WHAT TO DO:
Write the records out exactly as shown. No pictures.

Data records for software interfaces

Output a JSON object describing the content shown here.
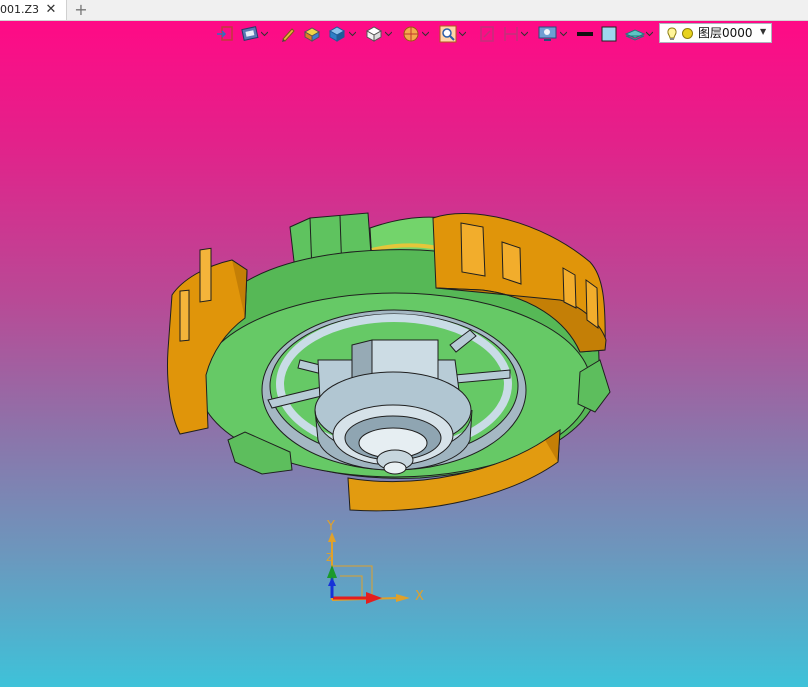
{
  "tabs": [
    {
      "label": "001.Z3",
      "close": "✕"
    }
  ],
  "add_tab": "+",
  "toolbar": {
    "buttons": [
      {
        "name": "exit-sketch-icon",
        "dropdown": false
      },
      {
        "name": "display-mode-icon",
        "dropdown": true
      },
      {
        "name": "pencil-icon",
        "dropdown": false
      },
      {
        "name": "shaded-box-icon",
        "dropdown": false
      },
      {
        "name": "box-view-icon",
        "dropdown": true
      },
      {
        "name": "view-cube-icon",
        "dropdown": true
      },
      {
        "name": "render-sphere-icon",
        "dropdown": true
      },
      {
        "name": "zoom-fit-icon",
        "dropdown": true
      },
      {
        "name": "pick-filter-icon",
        "dropdown": false
      },
      {
        "name": "section-view-icon",
        "dropdown": true
      },
      {
        "name": "display-settings-icon",
        "dropdown": true
      },
      {
        "name": "line-color-icon",
        "dropdown": false
      },
      {
        "name": "face-color-icon",
        "dropdown": false
      },
      {
        "name": "layer-stack-icon",
        "dropdown": true
      }
    ]
  },
  "layer": {
    "value": "图层0000"
  },
  "axes": {
    "x": "X",
    "y": "Y",
    "z": "Z"
  },
  "colors": {
    "face_green": "#63c763",
    "face_orange": "#e49a0a",
    "metal": "#b9cdd9",
    "background_top": "#ff0a86",
    "background_bottom": "#3ec2d9"
  }
}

SOLUTION TO THE PROBLEM:
Output a JSON object describing the content shown here.
{
  "tabs": [
    {
      "label": "001.Z3",
      "close": "✕"
    }
  ],
  "add_tab": "+",
  "toolbar": {
    "buttons": [
      {
        "name": "exit-sketch-icon",
        "dropdown": false
      },
      {
        "name": "display-mode-icon",
        "dropdown": true
      },
      {
        "name": "pencil-icon",
        "dropdown": false
      },
      {
        "name": "shaded-box-icon",
        "dropdown": false
      },
      {
        "name": "box-view-icon",
        "dropdown": true
      },
      {
        "name": "view-cube-icon",
        "dropdown": true
      },
      {
        "name": "render-sphere-icon",
        "dropdown": true
      },
      {
        "name": "zoom-fit-icon",
        "dropdown": true
      },
      {
        "name": "pick-filter-icon",
        "dropdown": false
      },
      {
        "name": "section-view-icon",
        "dropdown": true
      },
      {
        "name": "display-settings-icon",
        "dropdown": true
      },
      {
        "name": "line-color-icon",
        "dropdown": false
      },
      {
        "name": "face-color-icon",
        "dropdown": false
      },
      {
        "name": "layer-stack-icon",
        "dropdown": true
      }
    ]
  },
  "layer": {
    "value": "图层0000"
  },
  "axes": {
    "x": "X",
    "y": "Y",
    "z": "Z"
  },
  "colors": {
    "face_green": "#63c763",
    "face_orange": "#e49a0a",
    "metal": "#b9cdd9",
    "background_top": "#ff0a86",
    "background_bottom": "#3ec2d9"
  }
}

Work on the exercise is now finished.